++++ Supplied material ++++
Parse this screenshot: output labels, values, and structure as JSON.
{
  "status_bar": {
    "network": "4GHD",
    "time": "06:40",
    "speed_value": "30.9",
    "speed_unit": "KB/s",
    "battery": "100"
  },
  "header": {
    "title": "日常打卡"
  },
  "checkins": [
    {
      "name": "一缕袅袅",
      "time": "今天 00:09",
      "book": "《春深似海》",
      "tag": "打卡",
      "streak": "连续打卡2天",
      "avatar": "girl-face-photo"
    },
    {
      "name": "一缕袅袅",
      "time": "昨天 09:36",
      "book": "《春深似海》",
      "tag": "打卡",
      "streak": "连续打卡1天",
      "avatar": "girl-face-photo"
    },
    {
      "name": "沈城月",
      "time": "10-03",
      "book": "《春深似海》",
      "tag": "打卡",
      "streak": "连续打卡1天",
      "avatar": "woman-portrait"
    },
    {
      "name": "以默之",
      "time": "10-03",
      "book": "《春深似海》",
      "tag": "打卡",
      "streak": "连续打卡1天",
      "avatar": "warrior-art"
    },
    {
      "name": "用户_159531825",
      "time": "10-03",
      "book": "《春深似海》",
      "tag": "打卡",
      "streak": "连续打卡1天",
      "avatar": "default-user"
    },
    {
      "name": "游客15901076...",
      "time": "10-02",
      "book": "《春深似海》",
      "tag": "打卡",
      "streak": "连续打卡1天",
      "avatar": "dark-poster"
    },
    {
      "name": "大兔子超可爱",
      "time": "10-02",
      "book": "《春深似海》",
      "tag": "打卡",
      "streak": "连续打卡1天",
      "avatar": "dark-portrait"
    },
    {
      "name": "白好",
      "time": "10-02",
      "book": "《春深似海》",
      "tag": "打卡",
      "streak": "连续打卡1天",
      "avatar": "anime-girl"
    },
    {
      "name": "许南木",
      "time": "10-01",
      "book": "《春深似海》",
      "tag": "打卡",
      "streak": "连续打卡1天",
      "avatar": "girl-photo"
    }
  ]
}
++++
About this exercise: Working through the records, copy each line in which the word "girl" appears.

Solution to this problem:
      "avatar": "girl-face-photo"
      "avatar": "girl-face-photo"
      "avatar": "anime-girl"
      "avatar": "girl-photo"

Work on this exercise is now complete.